November 8, 2009

Day of the dead

My kids don’t have a whole lot of experience with death.

There was One Fish, of course — the bowl-mate of Two Fish, who eventually morphed into Three Fish and Four Fish without any undue attention being drawn to the fact.

A little more than a year ago, our dog Kirby died. We made the decision to have him put down as cancer robbed him of his appetite, his mobility and finally his joy in life. Frank has memorialized him with a drawing taped on to his bedroom door, marked with a sign that clearly directs, “Don’t take this down.”

But as for actual people that they know, there have not been that many who have died. The only one I can think of offhand is their great-grandfather, whose death they accepted with a little bit of sadness, but no shock or tears. He had been sick for a while, outlived his original prognosis and died at home in bed.

He just didn’t get up one morning. As deaths go, it tended to reinforce their childlike belief that death is something that happens to old people, not to them or those on whom they depend.

So why did Frank go through a phase where death seemed to weigh heavily on his mind?

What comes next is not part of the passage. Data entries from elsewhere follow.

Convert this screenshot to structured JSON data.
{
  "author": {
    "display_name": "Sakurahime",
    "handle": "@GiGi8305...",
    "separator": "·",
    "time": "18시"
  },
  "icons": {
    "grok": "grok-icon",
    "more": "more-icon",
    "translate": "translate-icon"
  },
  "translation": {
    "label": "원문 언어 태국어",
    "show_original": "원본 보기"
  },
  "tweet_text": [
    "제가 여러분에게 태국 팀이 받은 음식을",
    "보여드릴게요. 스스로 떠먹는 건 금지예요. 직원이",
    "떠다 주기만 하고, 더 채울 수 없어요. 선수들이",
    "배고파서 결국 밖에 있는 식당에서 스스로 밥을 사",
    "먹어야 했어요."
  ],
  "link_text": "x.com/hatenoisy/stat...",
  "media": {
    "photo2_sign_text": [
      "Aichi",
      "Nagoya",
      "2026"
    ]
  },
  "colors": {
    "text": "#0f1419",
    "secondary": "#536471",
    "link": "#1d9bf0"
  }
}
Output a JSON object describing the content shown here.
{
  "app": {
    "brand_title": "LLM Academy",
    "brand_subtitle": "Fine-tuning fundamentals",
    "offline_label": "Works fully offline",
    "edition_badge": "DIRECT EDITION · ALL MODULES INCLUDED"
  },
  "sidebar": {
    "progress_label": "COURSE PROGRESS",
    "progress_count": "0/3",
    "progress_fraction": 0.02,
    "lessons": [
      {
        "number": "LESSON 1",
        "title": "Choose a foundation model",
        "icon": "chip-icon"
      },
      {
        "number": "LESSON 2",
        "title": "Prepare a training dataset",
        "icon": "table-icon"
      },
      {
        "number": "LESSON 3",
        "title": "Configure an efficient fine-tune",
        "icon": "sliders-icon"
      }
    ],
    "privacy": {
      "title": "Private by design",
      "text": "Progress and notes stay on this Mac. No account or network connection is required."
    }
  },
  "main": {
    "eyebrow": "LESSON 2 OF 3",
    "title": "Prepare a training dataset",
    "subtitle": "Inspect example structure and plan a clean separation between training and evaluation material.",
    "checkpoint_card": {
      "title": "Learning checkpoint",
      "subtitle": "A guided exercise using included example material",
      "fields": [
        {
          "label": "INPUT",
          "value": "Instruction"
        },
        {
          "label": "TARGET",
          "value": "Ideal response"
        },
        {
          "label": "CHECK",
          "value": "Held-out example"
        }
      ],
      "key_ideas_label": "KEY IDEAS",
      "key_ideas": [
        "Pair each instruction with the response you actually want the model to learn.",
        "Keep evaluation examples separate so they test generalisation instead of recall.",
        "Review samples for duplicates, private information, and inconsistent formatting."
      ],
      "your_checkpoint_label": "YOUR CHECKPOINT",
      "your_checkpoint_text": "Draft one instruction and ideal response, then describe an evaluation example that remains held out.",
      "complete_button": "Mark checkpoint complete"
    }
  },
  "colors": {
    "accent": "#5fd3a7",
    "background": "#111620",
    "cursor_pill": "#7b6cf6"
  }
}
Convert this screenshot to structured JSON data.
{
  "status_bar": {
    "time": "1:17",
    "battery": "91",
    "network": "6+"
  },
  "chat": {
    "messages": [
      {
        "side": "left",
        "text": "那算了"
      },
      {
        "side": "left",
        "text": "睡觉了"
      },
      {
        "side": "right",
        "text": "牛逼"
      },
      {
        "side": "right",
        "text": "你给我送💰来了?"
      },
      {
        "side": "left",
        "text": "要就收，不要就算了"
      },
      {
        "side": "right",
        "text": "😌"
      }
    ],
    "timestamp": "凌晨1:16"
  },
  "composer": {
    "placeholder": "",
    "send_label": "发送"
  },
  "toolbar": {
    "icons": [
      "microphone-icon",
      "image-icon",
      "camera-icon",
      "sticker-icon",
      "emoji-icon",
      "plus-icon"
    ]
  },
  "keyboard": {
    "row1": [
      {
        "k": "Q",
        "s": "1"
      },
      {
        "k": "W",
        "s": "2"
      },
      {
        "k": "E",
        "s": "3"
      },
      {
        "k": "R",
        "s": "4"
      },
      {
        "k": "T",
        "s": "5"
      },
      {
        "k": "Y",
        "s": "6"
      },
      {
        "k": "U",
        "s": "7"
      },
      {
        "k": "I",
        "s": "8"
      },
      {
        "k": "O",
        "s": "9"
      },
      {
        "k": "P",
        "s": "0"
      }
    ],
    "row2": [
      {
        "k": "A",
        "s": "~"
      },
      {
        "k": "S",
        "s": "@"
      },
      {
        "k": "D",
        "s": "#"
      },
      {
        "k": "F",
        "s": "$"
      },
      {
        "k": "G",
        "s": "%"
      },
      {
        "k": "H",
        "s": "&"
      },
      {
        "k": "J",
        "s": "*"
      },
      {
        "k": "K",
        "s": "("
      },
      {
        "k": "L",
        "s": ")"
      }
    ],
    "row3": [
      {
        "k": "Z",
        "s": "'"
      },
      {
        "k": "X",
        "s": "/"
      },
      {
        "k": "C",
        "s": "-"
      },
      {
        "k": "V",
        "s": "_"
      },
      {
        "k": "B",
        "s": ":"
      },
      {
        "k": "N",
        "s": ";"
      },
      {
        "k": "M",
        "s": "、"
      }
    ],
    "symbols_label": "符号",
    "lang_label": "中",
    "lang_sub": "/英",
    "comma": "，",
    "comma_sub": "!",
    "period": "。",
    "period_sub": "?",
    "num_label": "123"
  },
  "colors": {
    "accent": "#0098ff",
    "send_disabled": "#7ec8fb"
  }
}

For a couple of years, he often asked whether he would die, whether I would die, whether people we know would die.

I would always tell him yes, everyone who is alive will die. It’s the natural order of things on this earth. But, I would reassure him, I didn’t expect either one of us to die anytime soon, and even after I died, I assured him, I would still love him.

As he got older, he had his own contributions to make to the conversation. He soon told me that he would love me more than ever when we were together in heaven, and that even when I died, we wouldn’t be separated for long.

He may have only been 5 or 6, but what he was talking about was the communion of saints, the Catholic belief that all people, living and dead, are connected to one another, and that we can still interact, praying for those we love who have died, and praying to them for their intercession. They, in turn, can pray for us.

November is when the year starts to turn dark, the blaze of autumn color gives way to bare branches and bleak skies and the thoughts of people the world over (at least in the northern hemisphere) turn to death.

But it is also the time when we give thanks: for another productive year, for our families, for our lives. And for those who remind us that this life isn’t the only one we have.  

Martin is assistant editor of the Catholic New World. Contact her at [email protected].